§ Task directions: Reproduce the records below exactly, with nothing altered.

§ Interface dataset entries:
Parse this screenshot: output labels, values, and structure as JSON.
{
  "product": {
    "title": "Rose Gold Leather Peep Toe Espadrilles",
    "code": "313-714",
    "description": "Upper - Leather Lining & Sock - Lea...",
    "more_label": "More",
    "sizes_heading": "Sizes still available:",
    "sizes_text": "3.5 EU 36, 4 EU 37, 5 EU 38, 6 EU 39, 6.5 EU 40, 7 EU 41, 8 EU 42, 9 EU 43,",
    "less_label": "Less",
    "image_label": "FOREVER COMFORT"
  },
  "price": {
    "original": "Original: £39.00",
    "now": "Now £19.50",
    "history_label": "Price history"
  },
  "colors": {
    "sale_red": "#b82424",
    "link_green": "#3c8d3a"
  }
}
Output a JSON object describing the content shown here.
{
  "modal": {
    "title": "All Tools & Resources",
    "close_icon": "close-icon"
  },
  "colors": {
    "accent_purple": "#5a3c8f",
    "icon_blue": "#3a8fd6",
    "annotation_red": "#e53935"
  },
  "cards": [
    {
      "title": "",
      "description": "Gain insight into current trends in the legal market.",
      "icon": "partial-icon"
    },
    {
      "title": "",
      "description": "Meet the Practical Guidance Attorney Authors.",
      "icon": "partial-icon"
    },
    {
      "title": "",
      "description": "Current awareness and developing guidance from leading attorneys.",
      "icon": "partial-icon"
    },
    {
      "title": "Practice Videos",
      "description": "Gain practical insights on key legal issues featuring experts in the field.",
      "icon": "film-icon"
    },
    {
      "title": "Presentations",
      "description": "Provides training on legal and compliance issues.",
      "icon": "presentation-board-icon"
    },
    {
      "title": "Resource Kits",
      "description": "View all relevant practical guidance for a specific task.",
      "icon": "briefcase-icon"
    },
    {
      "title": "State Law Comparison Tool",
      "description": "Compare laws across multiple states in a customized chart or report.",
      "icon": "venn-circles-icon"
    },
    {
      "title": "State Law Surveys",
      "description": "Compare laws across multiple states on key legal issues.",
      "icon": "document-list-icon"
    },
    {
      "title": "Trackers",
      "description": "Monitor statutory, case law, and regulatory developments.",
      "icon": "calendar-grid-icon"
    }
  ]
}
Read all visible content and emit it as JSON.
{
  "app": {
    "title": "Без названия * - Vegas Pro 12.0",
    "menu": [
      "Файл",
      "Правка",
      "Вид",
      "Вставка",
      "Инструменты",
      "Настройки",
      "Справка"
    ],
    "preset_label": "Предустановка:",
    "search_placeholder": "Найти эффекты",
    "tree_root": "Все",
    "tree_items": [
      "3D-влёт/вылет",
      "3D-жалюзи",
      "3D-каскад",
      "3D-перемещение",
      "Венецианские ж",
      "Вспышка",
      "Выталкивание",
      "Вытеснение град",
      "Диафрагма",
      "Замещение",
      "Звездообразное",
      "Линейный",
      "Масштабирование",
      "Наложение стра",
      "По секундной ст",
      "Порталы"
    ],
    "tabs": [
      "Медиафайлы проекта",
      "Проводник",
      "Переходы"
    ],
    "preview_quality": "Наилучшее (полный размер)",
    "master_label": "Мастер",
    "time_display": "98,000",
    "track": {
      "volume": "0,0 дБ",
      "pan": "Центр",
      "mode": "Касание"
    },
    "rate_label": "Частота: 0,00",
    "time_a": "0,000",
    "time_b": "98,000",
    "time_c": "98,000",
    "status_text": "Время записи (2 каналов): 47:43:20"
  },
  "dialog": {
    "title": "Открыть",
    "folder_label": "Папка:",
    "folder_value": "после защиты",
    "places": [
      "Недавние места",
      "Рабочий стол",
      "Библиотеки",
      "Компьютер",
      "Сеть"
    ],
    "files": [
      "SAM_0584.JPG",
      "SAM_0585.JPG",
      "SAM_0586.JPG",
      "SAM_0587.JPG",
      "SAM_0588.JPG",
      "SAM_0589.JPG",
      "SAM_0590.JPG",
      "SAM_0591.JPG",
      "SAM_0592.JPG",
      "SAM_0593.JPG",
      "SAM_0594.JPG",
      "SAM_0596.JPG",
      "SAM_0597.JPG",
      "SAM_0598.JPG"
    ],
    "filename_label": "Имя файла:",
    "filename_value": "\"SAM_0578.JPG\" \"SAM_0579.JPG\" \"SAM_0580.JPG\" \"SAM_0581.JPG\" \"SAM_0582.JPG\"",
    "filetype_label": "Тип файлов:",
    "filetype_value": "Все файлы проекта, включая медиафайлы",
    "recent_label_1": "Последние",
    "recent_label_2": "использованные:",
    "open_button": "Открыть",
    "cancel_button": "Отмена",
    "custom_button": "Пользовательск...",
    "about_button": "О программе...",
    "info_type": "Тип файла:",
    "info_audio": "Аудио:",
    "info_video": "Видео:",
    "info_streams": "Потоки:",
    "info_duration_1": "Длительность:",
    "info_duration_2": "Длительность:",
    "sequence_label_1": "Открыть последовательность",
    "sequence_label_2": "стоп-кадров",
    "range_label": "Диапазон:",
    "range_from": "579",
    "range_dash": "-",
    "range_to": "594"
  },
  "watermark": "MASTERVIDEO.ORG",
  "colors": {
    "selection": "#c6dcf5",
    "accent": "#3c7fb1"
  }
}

§ Expected answer:
Parse this screenshot: output labels, values, and structure as JSON.
{
  "product": {
    "title": "Rose Gold Leather Peep Toe Espadrilles",
    "code": "313-714",
    "description": "Upper - Leather Lining & Sock - Lea...",
    "more_label": "More",
    "sizes_heading": "Sizes still available:",
    "sizes_text": "3.5 EU 36, 4 EU 37, 5 EU 38, 6 EU 39, 6.5 EU 40, 7 EU 41, 8 EU 42, 9 EU 43,",
    "less_label": "Less",
    "image_label": "FOREVER COMFORT"
  },
  "price": {
    "original": "Original: £39.00",
    "now": "Now £19.50",
    "history_label": "Price history"
  },
  "colors": {
    "sale_red": "#b82424",
    "link_green": "#3c8d3a"
  }
}
Output a JSON object describing the content shown here.
{
  "modal": {
    "title": "All Tools & Resources",
    "close_icon": "close-icon"
  },
  "colors": {
    "accent_purple": "#5a3c8f",
    "icon_blue": "#3a8fd6",
    "annotation_red": "#e53935"
  },
  "cards": [
    {
      "title": "",
      "description": "Gain insight into current trends in the legal market.",
      "icon": "partial-icon"
    },
    {
      "title": "",
      "description": "Meet the Practical Guidance Attorney Authors.",
      "icon": "partial-icon"
    },
    {
      "title": "",
      "description": "Current awareness and developing guidance from leading attorneys.",
      "icon": "partial-icon"
    },
    {
      "title": "Practice Videos",
      "description": "Gain practical insights on key legal issues featuring experts in the field.",
      "icon": "film-icon"
    },
    {
      "title": "Presentations",
      "description": "Provides training on legal and compliance issues.",
      "icon": "presentation-board-icon"
    },
    {
      "title": "Resource Kits",
      "description": "View all relevant practical guidance for a specific task.",
      "icon": "briefcase-icon"
    },
    {
      "title": "State Law Comparison Tool",
      "description": "Compare laws across multiple states in a customized chart or report.",
      "icon": "venn-circles-icon"
    },
    {
      "title": "State Law Surveys",
      "description": "Compare laws across multiple states on key legal issues.",
      "icon": "document-list-icon"
    },
    {
      "title": "Trackers",
      "description": "Monitor statutory, case law, and regulatory developments.",
      "icon": "calendar-grid-icon"
    }
  ]
}
Read all visible content and emit it as JSON.
{
  "app": {
    "title": "Без названия * - Vegas Pro 12.0",
    "menu": [
      "Файл",
      "Правка",
      "Вид",
      "Вставка",
      "Инструменты",
      "Настройки",
      "Справка"
    ],
    "preset_label": "Предустановка:",
    "search_placeholder": "Найти эффекты",
    "tree_root": "Все",
    "tree_items": [
      "3D-влёт/вылет",
      "3D-жалюзи",
      "3D-каскад",
      "3D-перемещение",
      "Венецианские ж",
      "Вспышка",
      "Выталкивание",
      "Вытеснение град",
      "Диафрагма",
      "Замещение",
      "Звездообразное",
      "Линейный",
      "Масштабирование",
      "Наложение стра",
      "По секундной ст",
      "Порталы"
    ],
    "tabs": [
      "Медиафайлы проекта",
      "Проводник",
      "Переходы"
    ],
    "preview_quality": "Наилучшее (полный размер)",
    "master_label": "Мастер",
    "time_display": "98,000",
    "track": {
      "volume": "0,0 дБ",
      "pan": "Центр",
      "mode": "Касание"
    },
    "rate_label": "Частота: 0,00",
    "time_a": "0,000",
    "time_b": "98,000",
    "time_c": "98,000",
    "status_text": "Время записи (2 каналов): 47:43:20"
  },
  "dialog": {
    "title": "Открыть",
    "folder_label": "Папка:",
    "folder_value": "после защиты",
    "places": [
      "Недавние места",
      "Рабочий стол",
      "Библиотеки",
      "Компьютер",
      "Сеть"
    ],
    "files": [
      "SAM_0584.JPG",
      "SAM_0585.JPG",
      "SAM_0586.JPG",
      "SAM_0587.JPG",
      "SAM_0588.JPG",
      "SAM_0589.JPG",
      "SAM_0590.JPG",
      "SAM_0591.JPG",
      "SAM_0592.JPG",
      "SAM_0593.JPG",
      "SAM_0594.JPG",
      "SAM_0596.JPG",
      "SAM_0597.JPG",
      "SAM_0598.JPG"
    ],
    "filename_label": "Имя файла:",
    "filename_value": "\"SAM_0578.JPG\" \"SAM_0579.JPG\" \"SAM_0580.JPG\" \"SAM_0581.JPG\" \"SAM_0582.JPG\"",
    "filetype_label": "Тип файлов:",
    "filetype_value": "Все файлы проекта, включая медиафайлы",
    "recent_label_1": "Последние",
    "recent_label_2": "использованные:",
    "open_button": "Открыть",
    "cancel_button": "Отмена",
    "custom_button": "Пользовательск...",
    "about_button": "О программе...",
    "info_type": "Тип файла:",
    "info_audio": "Аудио:",
    "info_video": "Видео:",
    "info_streams": "Потоки:",
    "info_duration_1": "Длительность:",
    "info_duration_2": "Длительность:",
    "sequence_label_1": "Открыть последовательность",
    "sequence_label_2": "стоп-кадров",
    "range_label": "Диапазон:",
    "range_from": "579",
    "range_dash": "-",
    "range_to": "594"
  },
  "watermark": "MASTERVIDEO.ORG",
  "colors": {
    "selection": "#c6dcf5",
    "accent": "#3c7fb1"
  }
}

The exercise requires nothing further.